Chrysler Group LLC's turnaround plan will take 24 months to show some real results, the chief executive officer has said.

"My experience is that it can't be done in less than 24 months," Sergio Marchionne, the head of Chrysler and Fiat, who noted that it took him about two years to turn the Italian carmaker around.

"We'll try and do it faster. But by the end of 2011 and in early 2012, you should be able to tell how our plan is working."

The American carmaker's transformation will hinge on its strategic alliance with Fiat, Marchionne told AFP as he announced plans to build a fuel-efficient engine developed by Fiat in one of Chrysler's Michigan plants.

Those 1.4 litre engines will be exported to a Chrysler plant in Mexico for use in the North American version of the Fiat 500, Marchionne told reporters.

That Chrysler plant can build 100,000 units annually but it could be expanded to build more 500s if the demand is adequate, Marchionne said.

Half the production of the Toluca, Mexico plant will be shipped to Latin America - primarily Brazil [where the 500 is already on sale] - and the other half will be sold in the United States and Canada, he added.

"This is one more important step forward that demonstrates our intent to deliver on the promise of the Fiat-Chrysler strategic alliance and the substance of the road map we laid out in November," Marchionne said.

Chrysler is paying only for re-tooling the plant. The research and development costs were covered completely by Fiat, which introduced a European version of the engine earlier this year, he said.

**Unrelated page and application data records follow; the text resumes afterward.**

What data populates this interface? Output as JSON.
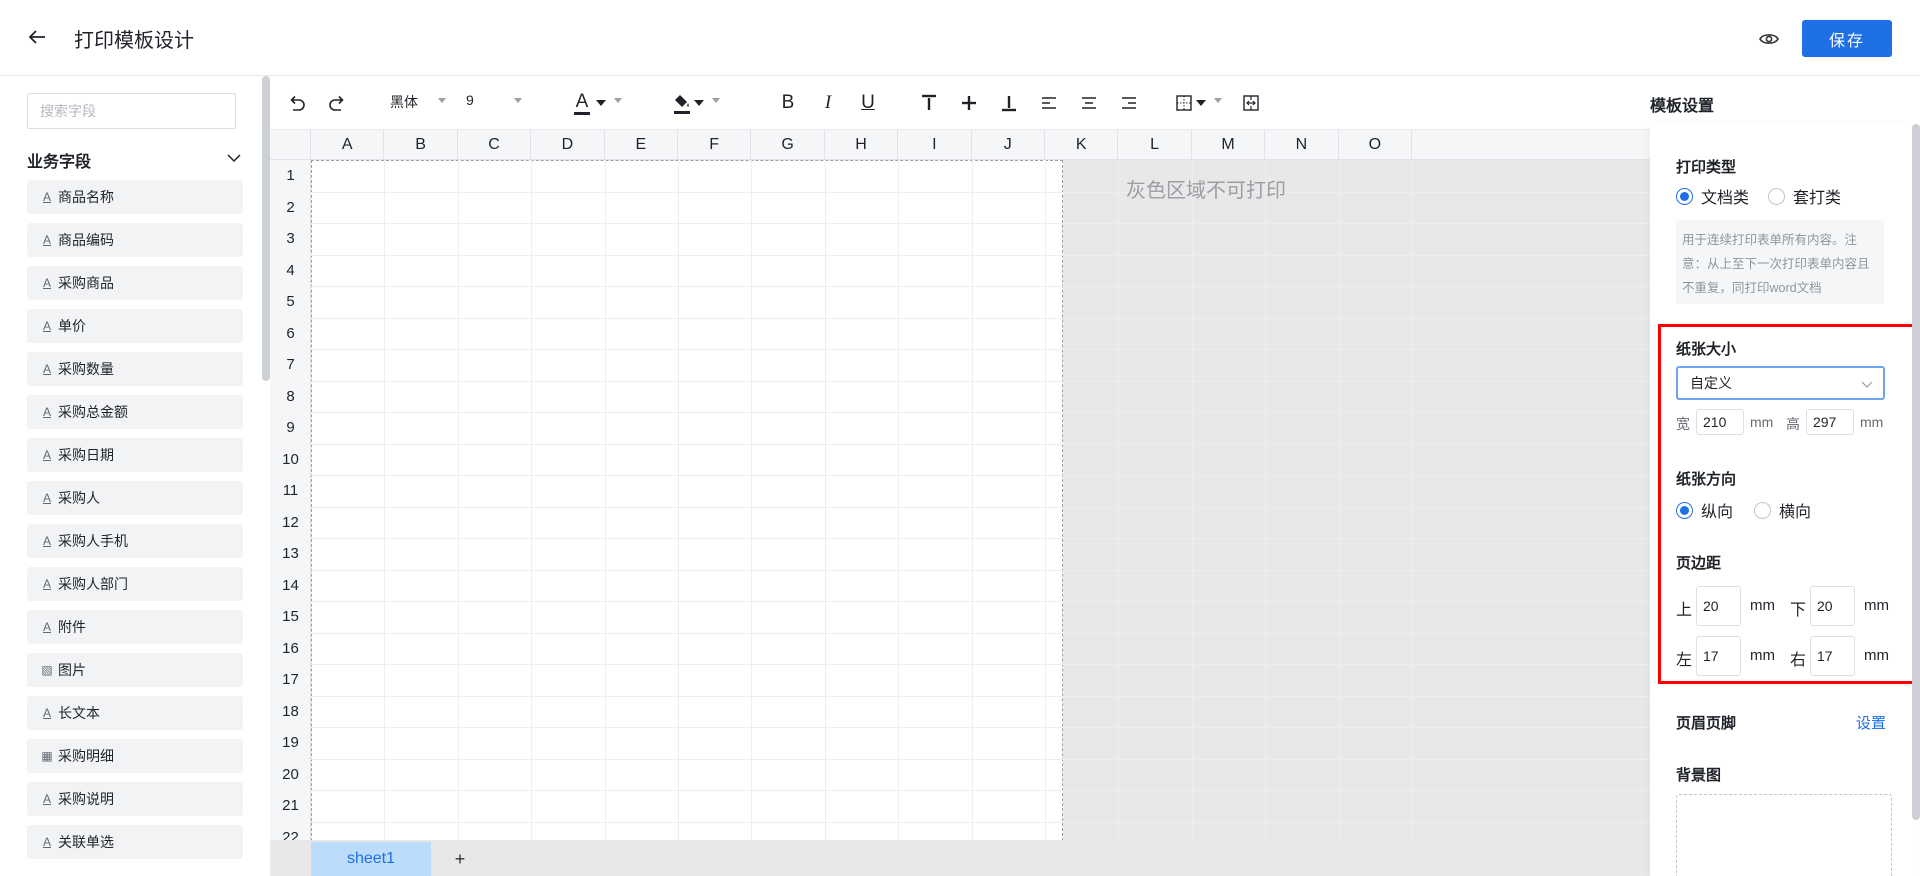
{
  "header": {
    "title": "打印模板设计",
    "save_label": "保存"
  },
  "left": {
    "search_placeholder": "搜索字段",
    "group_title": "业务字段",
    "fields": [
      {
        "label": "商品名称",
        "icon": "text-field-icon"
      },
      {
        "label": "商品编码",
        "icon": "text-field-icon"
      },
      {
        "label": "采购商品",
        "icon": "text-field-icon"
      },
      {
        "label": "单价",
        "icon": "text-field-icon"
      },
      {
        "label": "采购数量",
        "icon": "text-field-icon"
      },
      {
        "label": "采购总金额",
        "icon": "text-field-icon"
      },
      {
        "label": "采购日期",
        "icon": "text-field-icon"
      },
      {
        "label": "采购人",
        "icon": "text-field-icon"
      },
      {
        "label": "采购人手机",
        "icon": "text-field-icon"
      },
      {
        "label": "采购人部门",
        "icon": "text-field-icon"
      },
      {
        "label": "附件",
        "icon": "text-field-icon"
      },
      {
        "label": "图片",
        "icon": "image-icon"
      },
      {
        "label": "长文本",
        "icon": "text-field-icon"
      },
      {
        "label": "采购明细",
        "icon": "table-icon"
      },
      {
        "label": "采购说明",
        "icon": "text-field-icon"
      },
      {
        "label": "关联单选",
        "icon": "text-field-icon"
      }
    ]
  },
  "toolbar": {
    "font_family": "黑体",
    "font_size": "9",
    "bold": "B",
    "italic": "I",
    "underline": "U",
    "font_color_glyph": "A"
  },
  "grid": {
    "columns": [
      "A",
      "B",
      "C",
      "D",
      "E",
      "F",
      "G",
      "H",
      "I",
      "J",
      "K",
      "L",
      "M",
      "N",
      "O"
    ],
    "rows": [
      "1",
      "2",
      "3",
      "4",
      "5",
      "6",
      "7",
      "8",
      "9",
      "10",
      "11",
      "12",
      "13",
      "14",
      "15",
      "16",
      "17",
      "18",
      "19",
      "20",
      "21",
      "22"
    ],
    "nonprint_text": "灰色区域不可打印",
    "sheet_tab": "sheet1",
    "add_sheet": "+"
  },
  "settings": {
    "panel_title": "模板设置",
    "print_type": {
      "title": "打印类型",
      "options": [
        "文档类",
        "套打类"
      ],
      "selected": "文档类",
      "description": "用于连续打印表单所有内容。注意：从上至下一次打印表单内容且不重复，同打印word文档"
    },
    "paper_size": {
      "title": "纸张大小",
      "value": "自定义",
      "width_label": "宽",
      "width": "210",
      "height_label": "高",
      "height": "297",
      "unit": "mm"
    },
    "orientation": {
      "title": "纸张方向",
      "options": [
        "纵向",
        "横向"
      ],
      "selected": "纵向"
    },
    "margins": {
      "title": "页边距",
      "top_label": "上",
      "top": "20",
      "bottom_label": "下",
      "bottom": "20",
      "left_label": "左",
      "left": "17",
      "right_label": "右",
      "right": "17",
      "unit": "mm"
    },
    "header_footer": {
      "title": "页眉页脚",
      "link": "设置"
    },
    "background": {
      "title": "背景图"
    }
  },
  "colors": {
    "primary": "#1f6fe5",
    "highlight": "#ff0000",
    "nonprint_bg": "#e8e8e8"
  }
}
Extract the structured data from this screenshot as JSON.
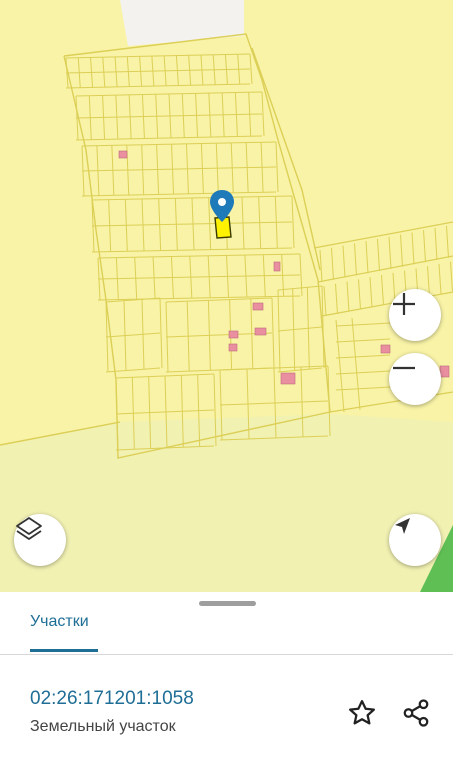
{
  "map": {
    "controls": {
      "zoom_in_icon": "plus-icon",
      "zoom_out_icon": "minus-icon",
      "layers_icon": "layers-icon",
      "locate_icon": "navigation-arrow-icon"
    },
    "marker_icon": "location-pin-icon",
    "colors": {
      "land": "#f8f3a6",
      "parcel_lines": "#dccf57",
      "buildings": "#e98fa0",
      "selected_parcel": "#fff200",
      "marker": "#1e7ab8",
      "unmapped_area": "#f4f2ee",
      "field": "#f1f1b2",
      "forest": "#5fbf55"
    }
  },
  "sheet": {
    "tabs": [
      {
        "label": "Участки",
        "active": true
      }
    ],
    "parcel": {
      "cadastral_number": "02:26:171201:1058",
      "type": "Земельный участок"
    },
    "actions": {
      "favorite_icon": "star-outline-icon",
      "share_icon": "share-icon"
    }
  }
}
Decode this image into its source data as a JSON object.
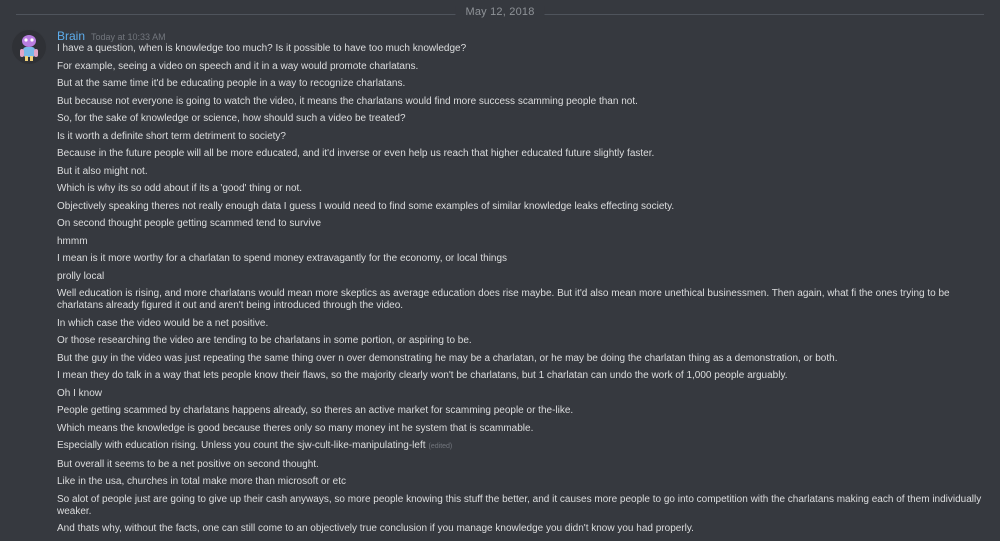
{
  "date_divider": "May 12, 2018",
  "author": {
    "name": "Brain",
    "timestamp": "Today at 10:33 AM",
    "colors": {
      "name": "#5dadec",
      "avatar_bg": "#3b4f7a"
    }
  },
  "messages": [
    "I have a question, when is knowledge too much? Is it possible to have too much knowledge?",
    "For example, seeing a video on speech and it in a way would promote charlatans.",
    "But at the same time it'd be educating people in a way to recognize charlatans.",
    "But because not everyone is going to watch the video, it means the charlatans would find more success scamming people than not.",
    "So, for the sake of knowledge or science, how should such a video be treated?",
    "Is it worth a definite short term detriment to society?",
    "Because in the future people will all be more educated, and it'd inverse or even help us reach that higher educated future slightly faster.",
    "But it also might not.",
    "Which is why its so odd about if its a 'good' thing or not.",
    "Objectively speaking theres not really enough data I guess I would need to find some examples of similar knowledge leaks effecting society.",
    "On second thought people getting scammed tend to survive",
    "hmmm",
    "I mean is it more worthy for a charlatan to spend money extravagantly for the economy, or local things",
    "prolly local",
    "Well education is rising, and more charlatans would mean more skeptics as average education does rise maybe. But it'd also mean more unethical businessmen. Then again, what fi the ones trying to be charlatans already figured it out and aren't being introduced through the video.",
    "In which case the video would be a net positive.",
    "Or those researching the video are tending to be charlatans in some portion, or aspiring to be.",
    "But the guy in the video was just repeating the same thing over n over demonstrating he may be a charlatan, or he may be doing the charlatan thing as a demonstration, or both.",
    "I mean they do talk in a way that lets people know their flaws, so the majority clearly won't be charlatans, but 1 charlatan can undo the work of 1,000 people arguably.",
    "Oh I know",
    "People getting scammed by charlatans happens already, so theres an active market for scamming people or the-like.",
    "Which means the knowledge is good because theres only so many money int he system that is scammable.",
    "Especially with education rising. Unless you count the sjw-cult-like-manipulating-left",
    "But overall it seems to be a net positive on second thought.",
    "Like in the usa, churches in total make more than microsoft or etc",
    "So alot of people just are going to give up their cash anyways, so more people knowing this stuff the better, and it causes more people to go into competition with the charlatans making each of them individually weaker.",
    "And thats why, without the facts, one can still come to an objectively true conclusion if you manage knowledge you didn't know you had properly."
  ],
  "edited_label": "(edited)"
}
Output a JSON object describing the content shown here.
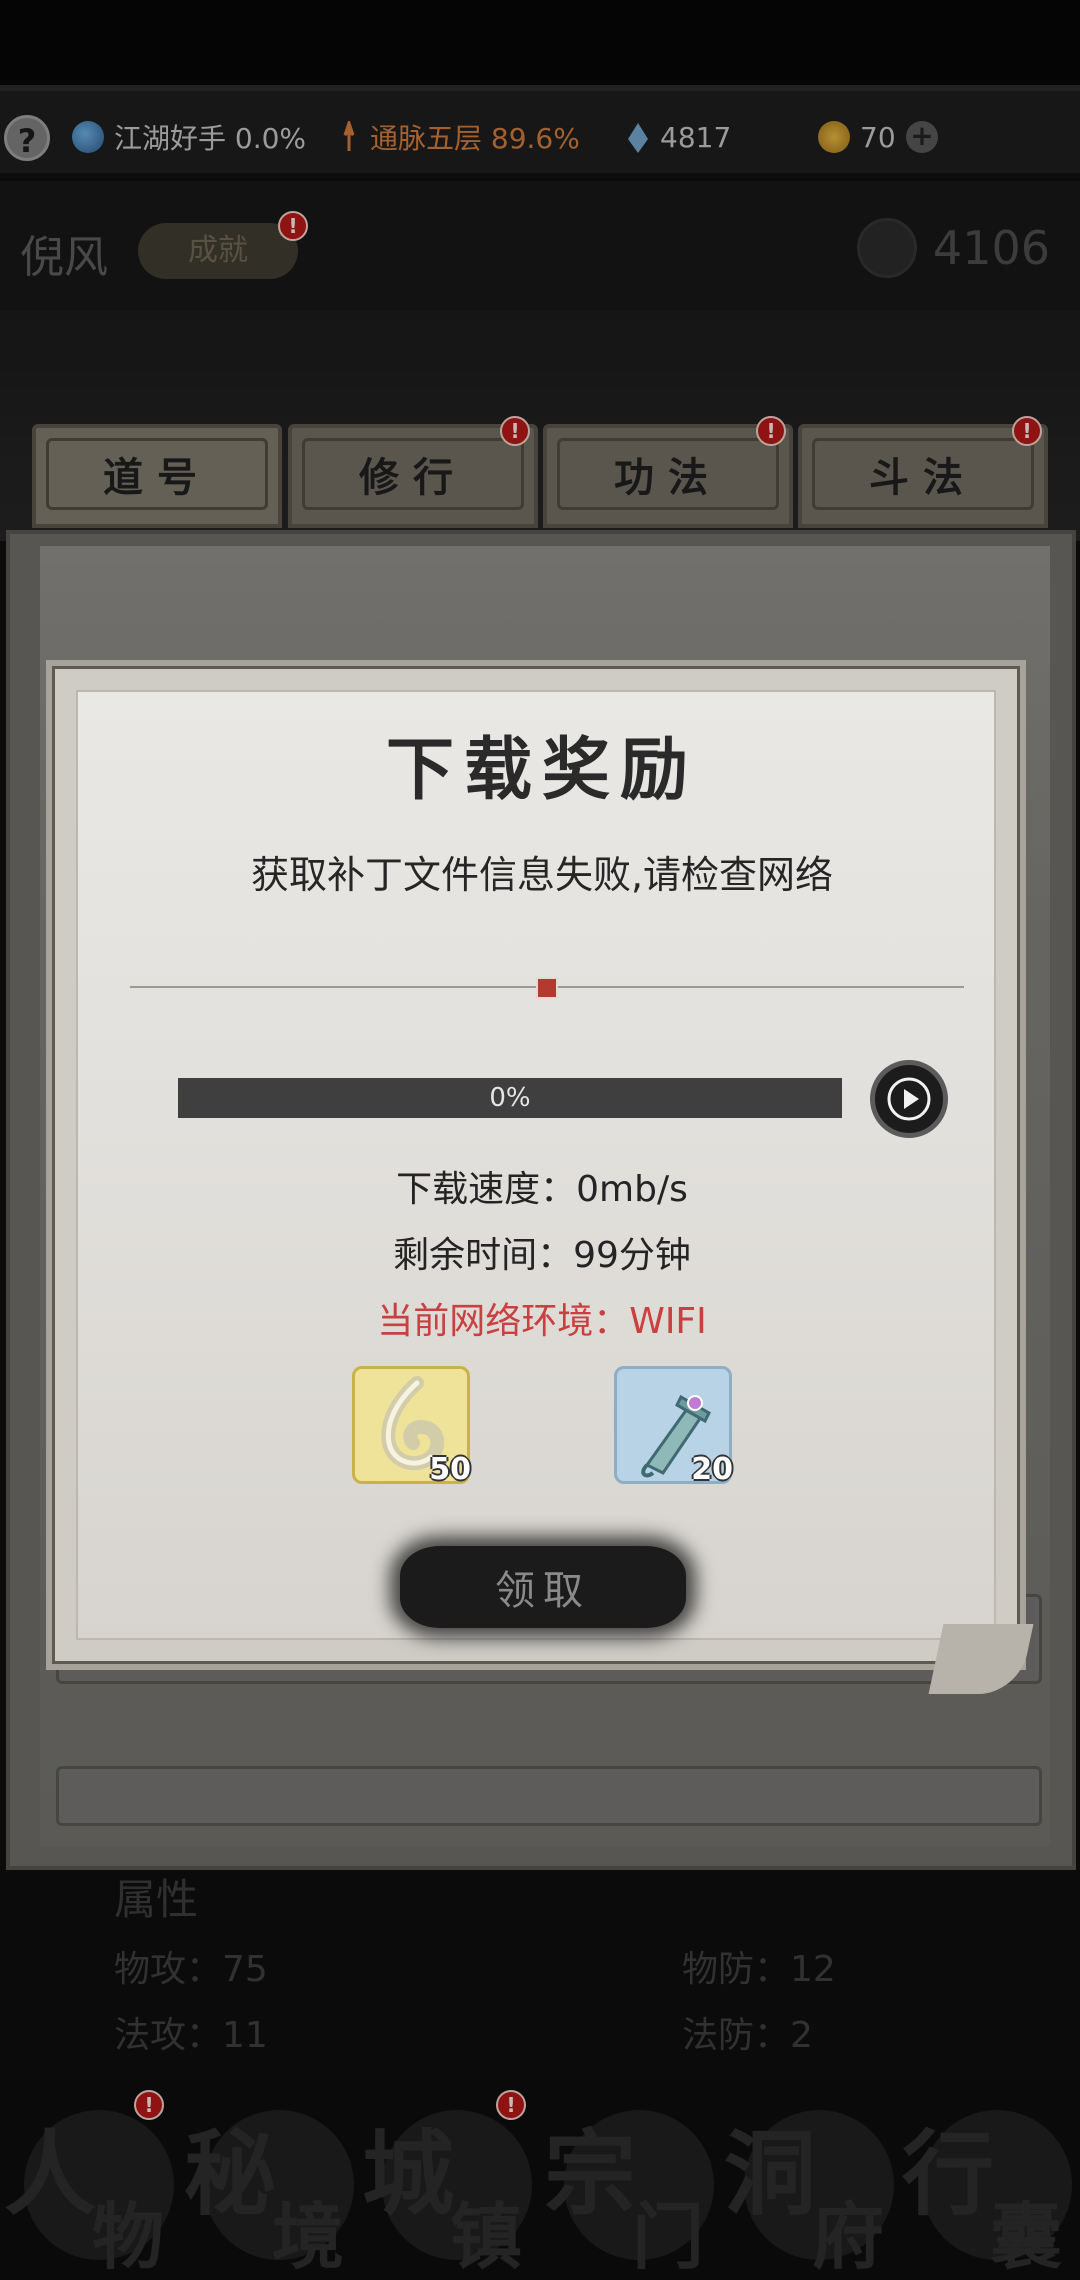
{
  "topbar": {
    "help_label": "?",
    "reputation": "江湖好手 0.0%",
    "cultivation": "通脉五层 89.6%",
    "spirit_stones": "4817",
    "coins": "70",
    "plus_label": "+"
  },
  "header": {
    "character_name": "倪风",
    "achievement_button": "成就",
    "badge": "!",
    "power": "4106"
  },
  "tabs": [
    {
      "label": "道号"
    },
    {
      "label": "修行"
    },
    {
      "label": "功法"
    },
    {
      "label": "斗法"
    }
  ],
  "attributes": {
    "title": "属性",
    "phys_atk": "物攻：75",
    "phys_def": "物防：12",
    "magic_atk": "法攻：11",
    "magic_def": "法防：2"
  },
  "bottom_nav": [
    {
      "big": "人",
      "small": "物"
    },
    {
      "big": "秘",
      "small": "境"
    },
    {
      "big": "城",
      "small": "镇"
    },
    {
      "big": "宗",
      "small": "门"
    },
    {
      "big": "洞",
      "small": "府"
    },
    {
      "big": "行",
      "small": "囊"
    }
  ],
  "modal": {
    "title": "下载奖励",
    "message": "获取补丁文件信息失败,请检查网络",
    "progress_value": 0,
    "progress_text": "0%",
    "speed": "下载速度：0mb/s",
    "remaining": "剩余时间：99分钟",
    "network": "当前网络环境：WIFI",
    "rewards": [
      {
        "icon": "jade-pendant-icon",
        "count": "50"
      },
      {
        "icon": "sword-hilt-icon",
        "count": "20"
      }
    ],
    "claim_label": "领取"
  },
  "colors": {
    "accent_red": "#c84040",
    "cultivation_orange": "#c8773a",
    "badge_red": "#b01818"
  }
}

Marchionne also explained that while Chrysler intends to repay its debt to the US government by 2014, it will not be repaying all the money it received.

The US$4bn debt Chrysler owed to the US Treasury before filing for bankruptcy protection at the end of April was extinguished during the proceedings, he said.

That money was used by Chrysler's previous owner, Ceberus Capital Management, to keep the company alive after auto sales collapsed last year.

The new Chrysler emerged from bankruptcy protection with a $7bn debt to the US Treasury, which Marchionne said will be fully repaid.

Marchionne also indicated he would eventually be looking for someone else to head the US automaker.

"I'm not going to work 24/7 forever," he told AFP.

Marchionne said the Chrysler board certainly would consider promoting from within but said he had not ruled out going outside the company or the industry.

"I think we have a terrific leadership team," he said.